Education Minister Jan O’Sullivan does not have a photographic memory of atheists
Education Minister Jan O’Sullivan said yesterday that she was particularly motivated to protect LGBT teachers from discrimination, when some LGBT teachers were afraid to have their photographs taken with the President for fear that action would be taken against them in their schools.
But last February, at a meeting with Atheist Ireland, an atheist student and an atheist teacher had to stand out of a similar photograph, this time with Minister O’Sullivan herself and Taoiseach Enda Kenny, for that very same reason. That photo is published above.
Minister O’Sullivan rightly said yesterday of the LGBT teachers who had to stand out of the photograph with the President: “In a republic, no citizen should be made to feel this way because of their identity, and this legislation will finally put this situation right.”
Yet she is now supporting a Bill that will remove these fears from LGBT teachers, but will retain the right of religious schools to discriminate against atheist teachers, including the teacher who had to stand out of a photograph with her and the Taoiseach just a few months ago.

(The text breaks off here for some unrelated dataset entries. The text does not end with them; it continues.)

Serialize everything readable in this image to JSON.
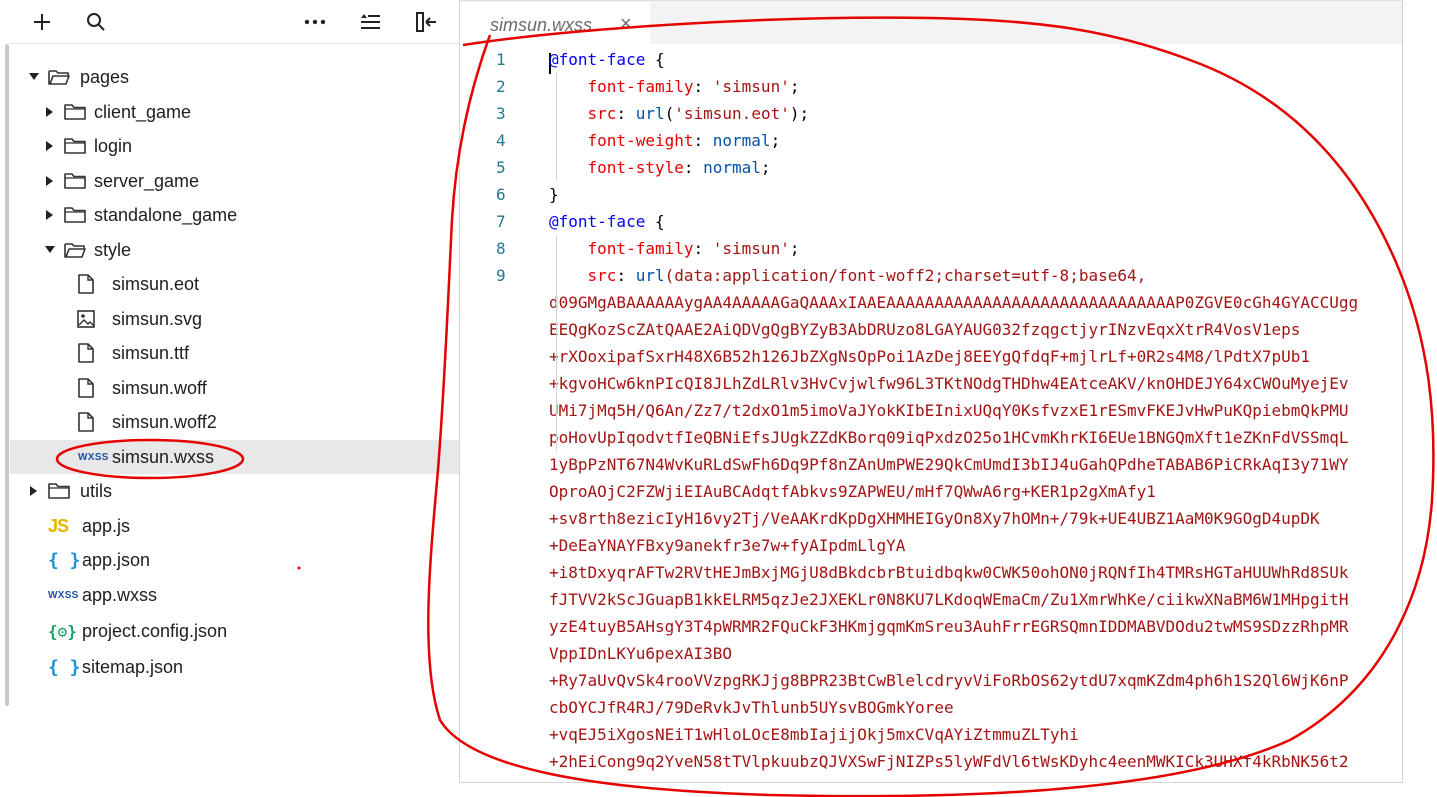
{
  "explorer": {
    "toolbar": [
      {
        "name": "add-icon",
        "glyph": "plus"
      },
      {
        "name": "search-icon",
        "glyph": "magnifier"
      },
      {
        "name": "more-icon",
        "glyph": "ellipsis"
      },
      {
        "name": "collapse-icon",
        "glyph": "list-sort"
      },
      {
        "name": "split-icon",
        "glyph": "split-left"
      }
    ],
    "tree": [
      {
        "label": "pages",
        "depth": 0,
        "kind": "folder-open",
        "expanded": true
      },
      {
        "label": "client_game",
        "depth": 1,
        "kind": "folder",
        "expanded": false
      },
      {
        "label": "login",
        "depth": 1,
        "kind": "folder",
        "expanded": false
      },
      {
        "label": "server_game",
        "depth": 1,
        "kind": "folder",
        "expanded": false
      },
      {
        "label": "standalone_game",
        "depth": 1,
        "kind": "folder",
        "expanded": false
      },
      {
        "label": "style",
        "depth": 1,
        "kind": "folder-open",
        "expanded": true
      },
      {
        "label": "simsun.eot",
        "depth": 2,
        "kind": "file"
      },
      {
        "label": "simsun.svg",
        "depth": 2,
        "kind": "image"
      },
      {
        "label": "simsun.ttf",
        "depth": 2,
        "kind": "file"
      },
      {
        "label": "simsun.woff",
        "depth": 2,
        "kind": "file"
      },
      {
        "label": "simsun.woff2",
        "depth": 2,
        "kind": "file"
      },
      {
        "label": "simsun.wxss",
        "depth": 2,
        "kind": "wxss",
        "selected": true
      },
      {
        "label": "utils",
        "depth": 0,
        "kind": "folder",
        "expanded": false
      },
      {
        "label": "app.js",
        "depth": 0,
        "kind": "js"
      },
      {
        "label": "app.json",
        "depth": 0,
        "kind": "json"
      },
      {
        "label": "app.wxss",
        "depth": 0,
        "kind": "wxss"
      },
      {
        "label": "project.config.json",
        "depth": 0,
        "kind": "config"
      },
      {
        "label": "sitemap.json",
        "depth": 0,
        "kind": "json"
      }
    ],
    "icon_text": {
      "js": "JS",
      "json": "{ }",
      "wxss": "WXSS",
      "config": "{⚙}"
    }
  },
  "editor": {
    "tab": {
      "title": "simsun.wxss",
      "close": "×"
    },
    "lines": [
      {
        "num": "1",
        "tokens": [
          {
            "t": "@font-face",
            "c": "kw"
          },
          {
            "t": " {",
            "c": ""
          }
        ]
      },
      {
        "num": "2",
        "tokens": [
          {
            "t": "    ",
            "c": ""
          },
          {
            "t": "font-family",
            "c": "prop"
          },
          {
            "t": ": ",
            "c": ""
          },
          {
            "t": "'simsun'",
            "c": "str"
          },
          {
            "t": ";",
            "c": ""
          }
        ]
      },
      {
        "num": "3",
        "tokens": [
          {
            "t": "    ",
            "c": ""
          },
          {
            "t": "src",
            "c": "prop"
          },
          {
            "t": ": ",
            "c": ""
          },
          {
            "t": "url",
            "c": "val"
          },
          {
            "t": "(",
            "c": ""
          },
          {
            "t": "'simsun.eot'",
            "c": "str"
          },
          {
            "t": ");",
            "c": ""
          }
        ]
      },
      {
        "num": "4",
        "tokens": [
          {
            "t": "    ",
            "c": ""
          },
          {
            "t": "font-weight",
            "c": "prop"
          },
          {
            "t": ": ",
            "c": ""
          },
          {
            "t": "normal",
            "c": "val"
          },
          {
            "t": ";",
            "c": ""
          }
        ]
      },
      {
        "num": "5",
        "tokens": [
          {
            "t": "    ",
            "c": ""
          },
          {
            "t": "font-style",
            "c": "prop"
          },
          {
            "t": ": ",
            "c": ""
          },
          {
            "t": "normal",
            "c": "val"
          },
          {
            "t": ";",
            "c": ""
          }
        ]
      },
      {
        "num": "6",
        "tokens": [
          {
            "t": "}",
            "c": ""
          }
        ]
      },
      {
        "num": "7",
        "tokens": [
          {
            "t": "@font-face",
            "c": "kw"
          },
          {
            "t": " {",
            "c": ""
          }
        ]
      },
      {
        "num": "8",
        "tokens": [
          {
            "t": "    ",
            "c": ""
          },
          {
            "t": "font-family",
            "c": "prop"
          },
          {
            "t": ": ",
            "c": ""
          },
          {
            "t": "'simsun'",
            "c": "str"
          },
          {
            "t": ";",
            "c": ""
          }
        ]
      },
      {
        "num": "9",
        "tokens": [
          {
            "t": "    ",
            "c": ""
          },
          {
            "t": "src",
            "c": "prop"
          },
          {
            "t": ": ",
            "c": ""
          },
          {
            "t": "url",
            "c": "val"
          },
          {
            "t": "(data:application/font-woff2;charset=utf-8;base64,",
            "c": "str"
          }
        ]
      }
    ],
    "wrapped": [
      "d09GMgABAAAAAAygAA4AAAAAGaQAAAxIAAEAAAAAAAAAAAAAAAAAAAAAAAAAAAAAAP0ZGVE0cGh4GYACCUgg",
      "EEQgKozScZAtQAAE2AiQDVgQgBYZyB3AbDRUzo8LGAYAUG032fzqgctjyrINzvEqxXtrR4VosV1eps",
      "+rXOoxipafSxrH48X6B52h126JbZXgNsOpPoi1AzDej8EEYgQfdqF+mjlrLf+0R2s4M8/lPdtX7pUb1",
      "+kgvoHCw6knPIcQI8JLhZdLRlv3HvCvjwlfw96L3TKtNOdgTHDhw4EAtceAKV/knOHDEJY64xCWOuMyejEv",
      "UMi7jMq5H/Q6An/Zz7/t2dxO1m5imoVaJYokKIbEInixUQqY0KsfvzxE1rESmvFKEJvHwPuKQpiebmQkPMU",
      "poHovUpIqodvtfIeQBNiEfsJUgkZZdKBorq09iqPxdzO25o1HCvmKhrKI6EUe1BNGQmXft1eZKnFdVSSmqL",
      "1yBpPzNT67N4WvKuRLdSwFh6Dq9Pf8nZAnUmPWE29QkCmUmdI3bIJ4uGahQPdheTABAB6PiCRkAqI3y71WY",
      "OproAOjC2FZWjiEIAuBCAdqtfAbkvs9ZAPWEU/mHf7QWwA6rg+KER1p2gXmAfy1",
      "+sv8rth8ezicIyH16vy2Tj/VeAAKrdKpDgXHMHEIGyOn8Xy7hOMn+/79k+UE4UBZ1AaM0K9GOgD4upDK",
      "+DeEaYNAYFBxy9anekfr3e7w+fyAIpdmLlgYA",
      "+i8tDxyqrAFTw2RVtHEJmBxjMGjU8dBkdcbrBtuidbqkw0CWK50ohON0jRQNfIh4TMRsHGTaHUUWhRd8SUk",
      "fJTVV2kScJGuapB1kkELRM5qzJe2JXEKLr0N8KU7LKdoqWEmaCm/Zu1XmrWhKe/ciikwXNaBM6W1MHpgitH",
      "yzE4tuyB5AHsgY3T4pWRMR2FQuCkF3HKmjgqmKmSreu3AuhFrrEGRSQmnIDDMABVDOdu2twMS9SDzzRhpMR",
      "VppIDnLKYu6pexAI3BO",
      "+Ry7aUvQvSk4rooVVzpgRKJjg8BPR23BtCwBlelcdryvViFoRbOS62ytdU7xqmKZdm4ph6h1S2Ql6WjK6nP",
      "cbOYCJfR4RJ/79DeRvkJvThlunb5UYsvBOGmkYoree",
      "+vqEJ5iXgosNEiT1wHloLOcE8mbIajijOkj5mxCVqAYiZtmmuZLTyhi",
      "+2hEiCong9q2YveN58tTVlpkuubzQJVXSwFjNIZPs5lyWFdVl6tWsKDyhc4eenMWKICk3UHXf4kRbNK56t2"
    ]
  }
}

This Bill will not, as she suggests, “finally put this situation right” for atheist teachers. It will make things worse, by reinforcing and further institutionalising the right to discriminate against atheists, as long as you don’t also discriminate against people on other grounds.
Your child is a Category Two boy
At the meeting with Atheist Ireland, Minister O’Sullivan also apologised to an atheist parent because he had been told by a school Principal that his child was “a Category Two boy,” who would only be considered for a place in the school if there was room after all of the Catholics were accommodated.
Taoiseach Enda Kenny also told the parent that no child was a Category Two child.
Yet both the Minister and the Taoiseach are also supporting another Bill, the Admission to Schools Bill, that will retain the right of publicly-funded schools (the vast majority of which are run by Catholic bishops) to give preference to Catholics under the euphemism of “lawful oversubscription criteria”.
This is part of a pattern whereby this Government is amending laws that discriminate against atheists, but doing so in a way that retains the right to discriminate against atheists, as long as you don’t abuse that right by trying to use it to also discriminate against others.
This approach breaches the fundamental human rights of atheists to freedom of belief, equality before the law, and freedom from discrimination.
Yesterday’s Labour Party Press Release
Here is what Minister O’Sullivan said yesterday about the Section 37 Bill, which is currently being debated in the Oireachtas:
“Shortly after my appointment as Minister, I made clear that I would not stand for continuing discrimination against LGBT people, single parents or divorced people who work as teachers.
In particular, I was struck by the fact that some teachers, having been invited to Aras an Uachtaráin to be recognised by the President for their campaigning work, were afraid to have their photos taken for fear that action would be taken against them in their schools.
In a republic, no citizen should be made to feel this way because of their identity, and this legislation will finally put this situation right.”
In the same press release, the Labour Party seems to have forgotten the pledge in the Programme for Government to protect non-faith and minority faith teachers along with publicly out LGBT teachers, despite the Labour Party claiming political ownership of that particular Government commitment.
The Labour Party is now selectively recasting this as a pledge to protect teachers “on the basis of their sexual orientation or family status,” without any indication that this is a different commitment to the one in the Programme for Government.
The Bill to amend Section 37.1 will next be debated, at Report stage, next Thursday in the Seanad. Please contact your local politicians before then, and ask them to ensure that this Bill is amended in such a way as to bar all forms of discrimination in employment in schools and hospitals.